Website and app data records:
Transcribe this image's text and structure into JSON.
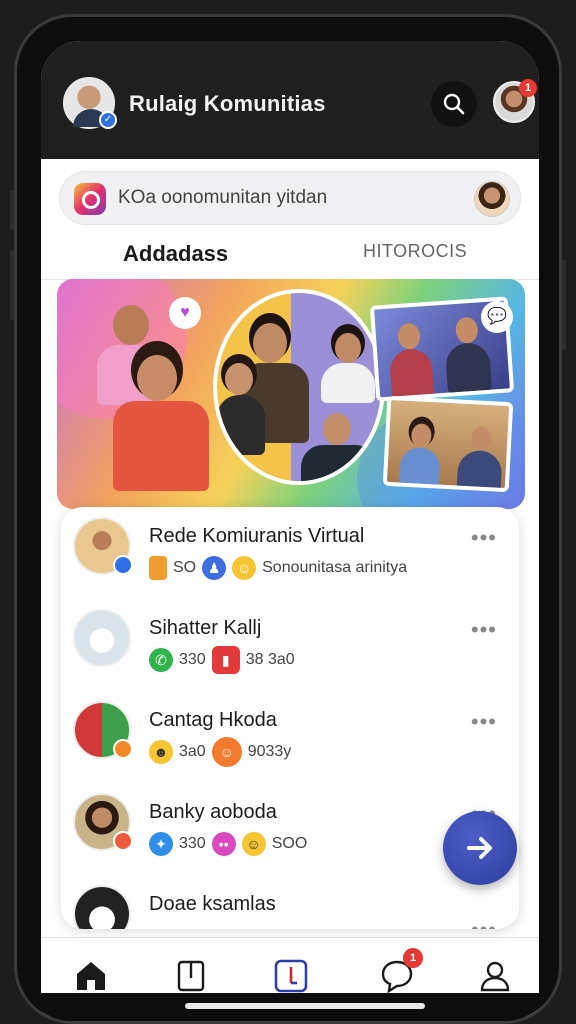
{
  "header": {
    "title": "Rulaig Komunitias"
  },
  "search": {
    "text": "KOa oonomunitan yitdan"
  },
  "tabs": [
    {
      "label": "Addadass"
    },
    {
      "label": "HITOROCIS"
    }
  ],
  "rooms": [
    {
      "title": "Rede Komiuranis Virtual",
      "count": "SO",
      "subtitle": "Sonounitasa arinitya"
    },
    {
      "title": "Sihatter Kallj",
      "count": "330",
      "count2": "38 3a0"
    },
    {
      "title": "Cantag Hkoda",
      "count": "3a0",
      "count2": "9033y"
    },
    {
      "title": "Banky aoboda",
      "count": "330",
      "count2": "SOO"
    },
    {
      "title": "Doae ksamlas"
    }
  ],
  "nav": {
    "messages_badge": "1",
    "profile_badge": "1"
  },
  "colors": {
    "accent": "#2f3fa8",
    "badge_red": "#e53935",
    "verify_blue": "#2f6fe8"
  }
}
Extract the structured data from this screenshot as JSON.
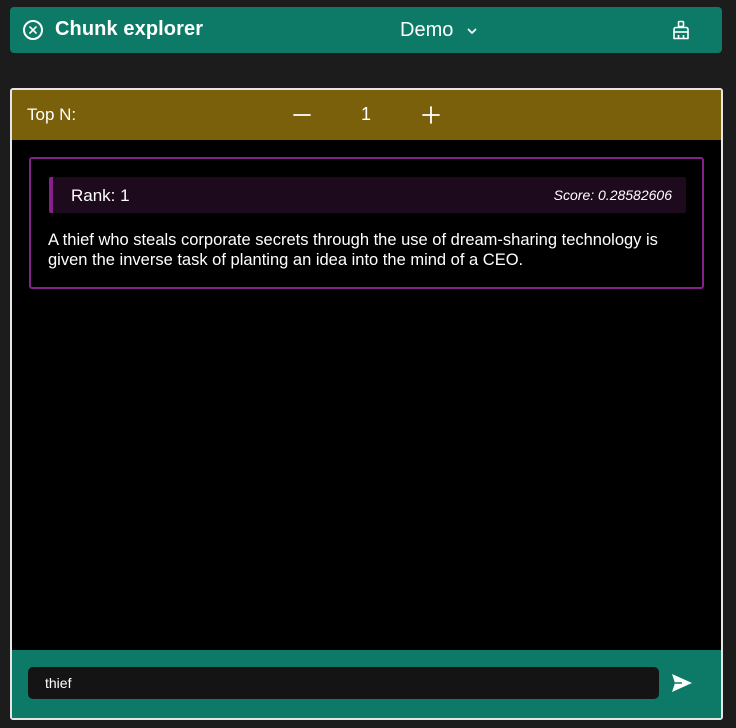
{
  "header": {
    "title": "Chunk explorer",
    "dataset": "Demo",
    "close_icon": "close-circle-icon",
    "dropdown_icon": "chevron-down-icon",
    "clear_icon": "broom-icon"
  },
  "topn": {
    "label": "Top N:",
    "value": "1",
    "minus_icon": "minus-icon",
    "plus_icon": "plus-icon"
  },
  "results": [
    {
      "rank": "Rank: 1",
      "score": "Score: 0.28582606",
      "text": "A thief who steals corporate secrets through the use of dream-sharing technology is given the inverse task of planting an idea into the mind of a CEO."
    }
  ],
  "query": {
    "value": "thief",
    "send_icon": "send-icon"
  },
  "colors": {
    "header": "#0c7a66",
    "topn_bar": "#7a600a",
    "card_border": "#86208a",
    "card_head": "#1d0a1c",
    "background": "#1c1c1c"
  }
}
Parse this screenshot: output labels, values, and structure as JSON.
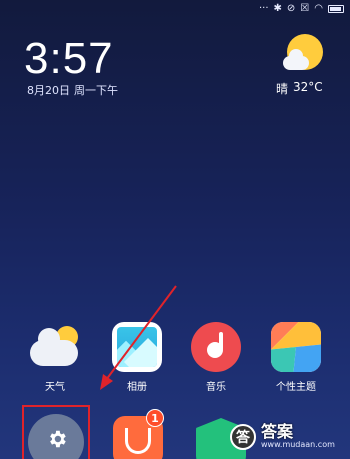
{
  "statusbar": {
    "icons": [
      "dots-icon",
      "bluetooth-icon",
      "silent-icon",
      "sim-icon",
      "wifi-icon",
      "battery-icon"
    ],
    "dots": "···",
    "bluetooth": "✱",
    "silent": "⊘",
    "sim": "☒",
    "wifi": "◠"
  },
  "clock": {
    "time": "3:57",
    "date": "8月20日",
    "weekday_period": "周一下午"
  },
  "weather": {
    "condition": "晴",
    "temperature": "32°C"
  },
  "apps": [
    {
      "label": "天气",
      "icon": "weather-icon"
    },
    {
      "label": "相册",
      "icon": "gallery-icon"
    },
    {
      "label": "音乐",
      "icon": "music-icon"
    },
    {
      "label": "个性主题",
      "icon": "themes-icon"
    }
  ],
  "bottom_row": {
    "settings_icon": "gear-icon",
    "store_badge": "1",
    "store_icon": "shopping-bag-icon",
    "security_icon": "shield-icon"
  },
  "annotations": {
    "highlight_color": "#e0232a",
    "arrow_color": "#e0232a"
  },
  "watermark": {
    "seal": "答",
    "title": "答案",
    "url": "www.mudaan.com"
  }
}
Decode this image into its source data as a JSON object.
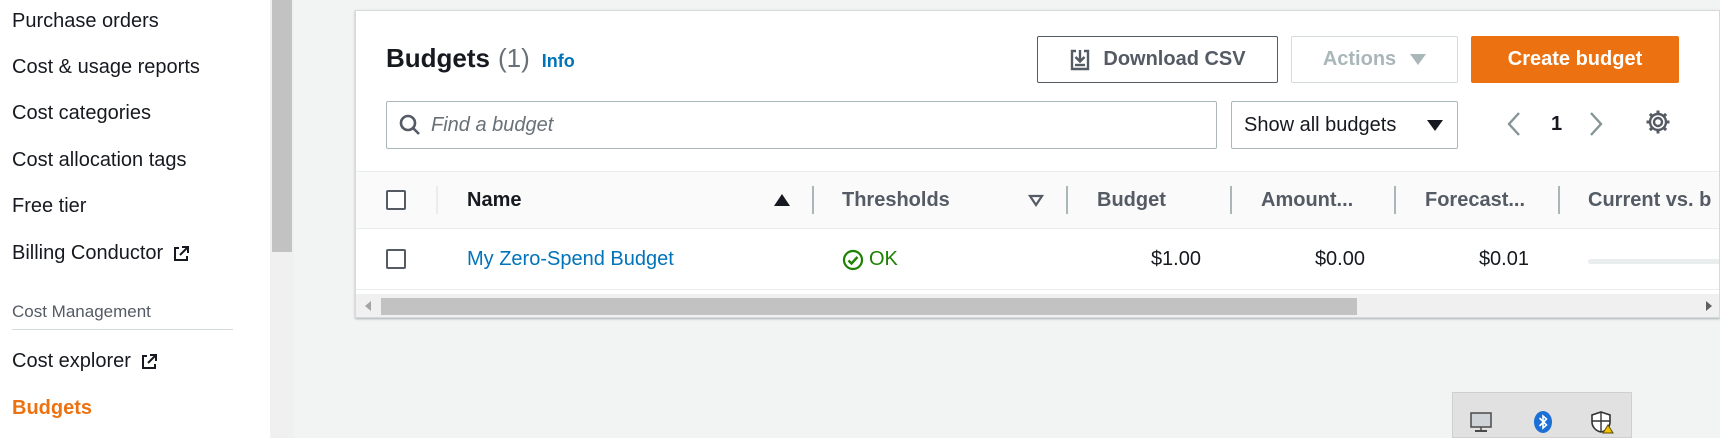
{
  "sidebar": {
    "items": [
      {
        "label": "Purchase orders"
      },
      {
        "label": "Cost & usage reports"
      },
      {
        "label": "Cost categories"
      },
      {
        "label": "Cost allocation tags"
      },
      {
        "label": "Free tier"
      },
      {
        "label": "Billing Conductor",
        "icon": "external-link-icon"
      }
    ],
    "section_title": "Cost Management",
    "section_items": [
      {
        "label": "Cost explorer",
        "icon": "external-link-icon"
      },
      {
        "label": "Budgets",
        "active": true
      }
    ]
  },
  "panel": {
    "title": "Budgets",
    "count": "(1)",
    "info": "Info",
    "download_label": "Download CSV",
    "actions_label": "Actions",
    "create_label": "Create budget",
    "search_placeholder": "Find a budget",
    "filter_selected": "Show all budgets",
    "page_number": "1",
    "columns": [
      "Name",
      "Thresholds",
      "Budget",
      "Amount...",
      "Forecast...",
      "Current vs. b"
    ],
    "rows": [
      {
        "name": "My Zero-Spend Budget",
        "threshold_status": "OK",
        "budget": "$1.00",
        "amount": "$0.00",
        "forecast": "$0.01"
      }
    ]
  },
  "colors": {
    "accent": "#ec7211",
    "link": "#0073bb",
    "ok": "#1d8102"
  }
}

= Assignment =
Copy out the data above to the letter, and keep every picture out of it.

= Result below =
Transcribe this image's text and structure into JSON.
{
  "header": {
    "title": "Rulaig Komunitias"
  },
  "search": {
    "text": "KOa oonomunitan yitdan"
  },
  "tabs": [
    {
      "label": "Addadass"
    },
    {
      "label": "HITOROCIS"
    }
  ],
  "rooms": [
    {
      "title": "Rede Komiuranis Virtual",
      "count": "SO",
      "subtitle": "Sonounitasa arinitya"
    },
    {
      "title": "Sihatter Kallj",
      "count": "330",
      "count2": "38 3a0"
    },
    {
      "title": "Cantag Hkoda",
      "count": "3a0",
      "count2": "9033y"
    },
    {
      "title": "Banky aoboda",
      "count": "330",
      "count2": "SOO"
    },
    {
      "title": "Doae ksamlas"
    }
  ],
  "nav": {
    "messages_badge": "1",
    "profile_badge": "1"
  },
  "colors": {
    "accent": "#2f3fa8",
    "badge_red": "#e53935",
    "verify_blue": "#2f6fe8"
  }
}
Extract the structured data from this screenshot as JSON.
{
  "header": {
    "title": "Chunk explorer",
    "dataset": "Demo",
    "close_icon": "close-circle-icon",
    "dropdown_icon": "chevron-down-icon",
    "clear_icon": "broom-icon"
  },
  "topn": {
    "label": "Top N:",
    "value": "1",
    "minus_icon": "minus-icon",
    "plus_icon": "plus-icon"
  },
  "results": [
    {
      "rank": "Rank: 1",
      "score": "Score: 0.28582606",
      "text": "A thief who steals corporate secrets through the use of dream-sharing technology is given the inverse task of planting an idea into the mind of a CEO."
    }
  ],
  "query": {
    "value": "thief",
    "send_icon": "send-icon"
  },
  "colors": {
    "header": "#0c7a66",
    "topn_bar": "#7a600a",
    "card_border": "#86208a",
    "card_head": "#1d0a1c",
    "background": "#1c1c1c"
  }
}
Parse this screenshot: output labels, values, and structure as JSON.
{
  "statusbar": {
    "icons": [
      "dots-icon",
      "bluetooth-icon",
      "silent-icon",
      "sim-icon",
      "wifi-icon",
      "battery-icon"
    ],
    "dots": "···",
    "bluetooth": "✱",
    "silent": "⊘",
    "sim": "☒",
    "wifi": "◠"
  },
  "clock": {
    "time": "3:57",
    "date": "8月20日",
    "weekday_period": "周一下午"
  },
  "weather": {
    "condition": "晴",
    "temperature": "32°C"
  },
  "apps": [
    {
      "label": "天气",
      "icon": "weather-icon"
    },
    {
      "label": "相册",
      "icon": "gallery-icon"
    },
    {
      "label": "音乐",
      "icon": "music-icon"
    },
    {
      "label": "个性主题",
      "icon": "themes-icon"
    }
  ],
  "bottom_row": {
    "settings_icon": "gear-icon",
    "store_badge": "1",
    "store_icon": "shopping-bag-icon",
    "security_icon": "shield-icon"
  },
  "annotations": {
    "highlight_color": "#e0232a",
    "arrow_color": "#e0232a"
  },
  "watermark": {
    "seal": "答",
    "title": "答案",
    "url": "www.mudaan.com"
  }
}
Decode this image into its source data as a JSON object.
{
  "sidebar": {
    "items": [
      {
        "label": "Purchase orders"
      },
      {
        "label": "Cost & usage reports"
      },
      {
        "label": "Cost categories"
      },
      {
        "label": "Cost allocation tags"
      },
      {
        "label": "Free tier"
      },
      {
        "label": "Billing Conductor",
        "icon": "external-link-icon"
      }
    ],
    "section_title": "Cost Management",
    "section_items": [
      {
        "label": "Cost explorer",
        "icon": "external-link-icon"
      },
      {
        "label": "Budgets",
        "active": true
      }
    ]
  },
  "panel": {
    "title": "Budgets",
    "count": "(1)",
    "info": "Info",
    "download_label": "Download CSV",
    "actions_label": "Actions",
    "create_label": "Create budget",
    "search_placeholder": "Find a budget",
    "filter_selected": "Show all budgets",
    "page_number": "1",
    "columns": [
      "Name",
      "Thresholds",
      "Budget",
      "Amount...",
      "Forecast...",
      "Current vs. b"
    ],
    "rows": [
      {
        "name": "My Zero-Spend Budget",
        "threshold_status": "OK",
        "budget": "$1.00",
        "amount": "$0.00",
        "forecast": "$0.01"
      }
    ]
  },
  "colors": {
    "accent": "#ec7211",
    "link": "#0073bb",
    "ok": "#1d8102"
  }
}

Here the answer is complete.